We have the highest life expectancies ever. However, living longer does not necessarily mean living better. When asked about the old age most people dread the thought of a long old age crippled physically. Even worse is the prospect of living with severe mental decline.
We can greatly improve our chances of a long and healthy old age but we need to make important changes to our lifestyles. For physical wellbeing, we should stop smoking, exercise regularly and eat the right things. For mental health we also need to stay physically active and stop smoking but, crucially, we also need to exercise our brains.
We are bombarded with lifestyle plans that concentrate on diet and exercise but hardly any address the need for us to stimulate our minds as well. A mentally taxing job will do the trick but what happens when you retire and what about those of us whose jobs are more physical or simple/repetitive? How can we put our brains through their paces?
Brain Training Games
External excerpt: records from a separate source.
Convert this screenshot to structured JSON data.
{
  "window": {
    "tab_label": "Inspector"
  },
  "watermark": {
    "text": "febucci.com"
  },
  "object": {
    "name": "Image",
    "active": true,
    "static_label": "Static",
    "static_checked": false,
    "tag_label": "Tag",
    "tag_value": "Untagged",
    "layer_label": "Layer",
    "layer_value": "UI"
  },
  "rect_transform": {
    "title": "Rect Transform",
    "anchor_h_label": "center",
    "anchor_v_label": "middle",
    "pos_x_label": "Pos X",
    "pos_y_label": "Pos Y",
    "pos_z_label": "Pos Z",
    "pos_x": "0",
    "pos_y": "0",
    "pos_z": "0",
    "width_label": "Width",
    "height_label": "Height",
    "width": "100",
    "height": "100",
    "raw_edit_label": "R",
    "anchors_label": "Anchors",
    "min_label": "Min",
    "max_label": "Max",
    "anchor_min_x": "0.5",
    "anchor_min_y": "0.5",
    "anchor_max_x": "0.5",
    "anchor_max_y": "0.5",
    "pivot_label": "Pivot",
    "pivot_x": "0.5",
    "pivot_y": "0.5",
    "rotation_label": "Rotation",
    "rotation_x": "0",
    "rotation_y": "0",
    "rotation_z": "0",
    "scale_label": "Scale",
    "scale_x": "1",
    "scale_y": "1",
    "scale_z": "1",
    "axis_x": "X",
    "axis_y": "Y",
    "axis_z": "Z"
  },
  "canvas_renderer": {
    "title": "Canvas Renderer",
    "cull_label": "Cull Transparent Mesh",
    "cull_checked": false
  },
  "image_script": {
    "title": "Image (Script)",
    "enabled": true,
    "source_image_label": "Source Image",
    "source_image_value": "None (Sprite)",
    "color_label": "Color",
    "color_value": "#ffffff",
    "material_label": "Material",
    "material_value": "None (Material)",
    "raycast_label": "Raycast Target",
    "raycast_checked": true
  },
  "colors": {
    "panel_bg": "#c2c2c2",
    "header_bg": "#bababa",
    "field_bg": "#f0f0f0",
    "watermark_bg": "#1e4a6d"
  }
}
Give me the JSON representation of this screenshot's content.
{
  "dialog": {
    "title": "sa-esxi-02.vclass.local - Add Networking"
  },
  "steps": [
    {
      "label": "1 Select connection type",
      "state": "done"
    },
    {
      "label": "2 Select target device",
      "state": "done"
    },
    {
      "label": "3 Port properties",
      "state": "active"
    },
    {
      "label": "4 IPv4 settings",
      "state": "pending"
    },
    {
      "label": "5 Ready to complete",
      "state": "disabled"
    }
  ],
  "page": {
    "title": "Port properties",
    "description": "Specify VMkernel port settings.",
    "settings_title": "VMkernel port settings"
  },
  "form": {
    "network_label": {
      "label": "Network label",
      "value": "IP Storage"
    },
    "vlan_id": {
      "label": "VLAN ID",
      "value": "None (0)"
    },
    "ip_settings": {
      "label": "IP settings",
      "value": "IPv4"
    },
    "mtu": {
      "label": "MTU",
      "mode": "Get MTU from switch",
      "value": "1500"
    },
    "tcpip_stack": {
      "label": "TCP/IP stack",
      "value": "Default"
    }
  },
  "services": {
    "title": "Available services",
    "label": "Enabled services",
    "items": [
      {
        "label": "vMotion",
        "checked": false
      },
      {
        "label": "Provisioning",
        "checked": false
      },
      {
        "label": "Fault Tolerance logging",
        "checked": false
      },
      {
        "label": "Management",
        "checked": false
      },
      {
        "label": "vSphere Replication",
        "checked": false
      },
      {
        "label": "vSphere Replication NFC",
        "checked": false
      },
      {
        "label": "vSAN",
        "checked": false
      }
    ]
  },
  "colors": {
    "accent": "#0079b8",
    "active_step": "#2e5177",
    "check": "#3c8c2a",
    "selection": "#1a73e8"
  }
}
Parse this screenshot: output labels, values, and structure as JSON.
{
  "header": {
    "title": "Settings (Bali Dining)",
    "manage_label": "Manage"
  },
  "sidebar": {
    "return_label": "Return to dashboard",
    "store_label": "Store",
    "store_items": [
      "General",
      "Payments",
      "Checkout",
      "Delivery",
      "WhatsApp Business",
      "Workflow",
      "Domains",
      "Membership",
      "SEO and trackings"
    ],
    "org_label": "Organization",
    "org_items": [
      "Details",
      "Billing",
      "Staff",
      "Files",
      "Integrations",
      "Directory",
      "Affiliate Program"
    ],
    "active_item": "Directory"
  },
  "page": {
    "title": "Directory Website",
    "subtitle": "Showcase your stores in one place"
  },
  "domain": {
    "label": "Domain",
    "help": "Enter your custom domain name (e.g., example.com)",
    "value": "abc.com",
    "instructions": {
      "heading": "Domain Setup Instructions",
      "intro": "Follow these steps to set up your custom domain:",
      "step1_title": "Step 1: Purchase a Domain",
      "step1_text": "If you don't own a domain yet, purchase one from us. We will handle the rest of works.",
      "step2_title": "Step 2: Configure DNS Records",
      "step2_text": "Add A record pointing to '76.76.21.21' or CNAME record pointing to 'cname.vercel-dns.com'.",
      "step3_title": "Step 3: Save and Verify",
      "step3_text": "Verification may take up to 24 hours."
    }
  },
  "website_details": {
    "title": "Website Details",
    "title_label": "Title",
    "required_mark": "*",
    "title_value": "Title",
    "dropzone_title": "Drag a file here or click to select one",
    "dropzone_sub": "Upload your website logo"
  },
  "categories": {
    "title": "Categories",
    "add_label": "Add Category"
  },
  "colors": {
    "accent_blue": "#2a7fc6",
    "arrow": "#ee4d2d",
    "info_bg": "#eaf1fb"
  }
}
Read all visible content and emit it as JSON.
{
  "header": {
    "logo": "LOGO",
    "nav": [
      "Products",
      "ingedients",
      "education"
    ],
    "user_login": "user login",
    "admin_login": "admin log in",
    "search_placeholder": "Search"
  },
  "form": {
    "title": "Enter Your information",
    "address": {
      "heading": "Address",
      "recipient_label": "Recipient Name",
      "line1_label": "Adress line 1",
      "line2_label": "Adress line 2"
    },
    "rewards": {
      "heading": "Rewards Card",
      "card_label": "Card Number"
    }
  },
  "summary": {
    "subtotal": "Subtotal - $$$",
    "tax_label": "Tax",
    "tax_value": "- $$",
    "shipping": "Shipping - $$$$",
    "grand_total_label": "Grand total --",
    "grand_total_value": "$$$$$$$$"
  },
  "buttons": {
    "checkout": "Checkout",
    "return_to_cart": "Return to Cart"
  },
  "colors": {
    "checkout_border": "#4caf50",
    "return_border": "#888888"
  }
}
You will probably have read about and maybe even used one of the websites or phone apps that claim to be ‘brain trainers’. These programmes provide a range of IQ type tests in a game format and the idea is that they challenge your cognitive reasoning and therefore your brain, stimulating it and keeping it healthy. However, the evidence that these brain training games actually work is not good. They do improve the players ability to perform the specific games they have been training but these improvements do not spread to more general intelligence tests and there is no evidence playing them protects from Dementia or Alzheimer’s.
Wait you say one-minute scientists are saying there is evidence exercising the brain does good things but then they are saying brain training doesn’t work. Bit of a contradiction! Actually no. There is evidence that complex highly taxing mental exercises protect the brain however the brain training games in these popular apps are not sufficiently complex to achieve this effect.
Brain Training That Works
Like physical exercise, it seems that to be truly effective mental exercise has to be really tough. The things that work are learning foreign languages and playing a musical instrument. Recently lots of evidence illustrating the power of learning foreign languages has been published;
- If you can speak 2 languages and go on to develop dementia you will do so 4-5 years later than someone who only speaks one language. This strong difference is only seen for truly bilingual people who speak two languages on a daily basis.
- Children who learn another language seem to be able to cope with changes to their environments better.
- Bi-lingual people do better on the range of cognitive tests than their monolingual equivalents. In particular learning, an extra language boosts reading and measures of general intelligence. This effect was seen in people who were not truly bilingual – they only needed a level that allowed them to communicate.
- Bi-lingual people have brains that have better attention & task-switching capacities.
- Bi-lingual adults show evidence of less cognitive decline than people of a similar age who only speak one language.
At the moment scientists don’t really know how learning another language stimulates or protects the aging brain. Learning and speaking a language is highly complex and calls upon a wide range of cognitive skills. It could simply be that exercising all these areas increases blood flow and stimulates the cells to remain healthy and functioning optimally. One study has shown that the grey matter in brains of bi-lingual people is denser so it seems to learn a language has increased the power of a brain in a similar way that physical exercise boosts muscle.
How To Learn A Foreign Language
Although learning a foreign language isn’t easy especially when dealing with an aging brain, the good news is that there are plenty of resources out there to help you, many of them are free. In addition, learning a language should also be fun and sociable. If you have studied a language earlier in your life you might want to start there. First of all, you need to establish what you still remember, luckily there are lots of free tests you can take online like this Spanish Language Level Test.
Once you know your level you then need to decide how you want to study. This will depend on your personal preferences, budget and free time. There are some great free programmes, like duolingo.com and busuu.com, which offer bite-sized chunks online. You can start with an easy 10 minutes a day and their game like modules make it accessible. This can be a great way to refresh your memory or build up the basics of a brand-new language. If you are intermediate then they offer a good way to build vocabulary or develop fluency with a new tense.
Online programmes are great for building vocabulary and reading the language but the whole point is to be able to speak it so you will need to sign up to a class, find a local language exchange or find a tutor. The good news is with tools like Skype you can find a native speaker easily and cheaply.
If you are going to stay motivated than it is a good idea to add a social and enjoyable event to your language learning even if it is only periodically. This will help keep you motivated and provide a target for you to focus your studies. What about a foreign language film night? Find a local restaurant that is staffed by native speakers and have a go at ordering in your chosen language. Be bold and book a holiday in a country where you can practice your new language.
I hope you find these fun and exciting ways to help your aging brain stay youthful and sharp.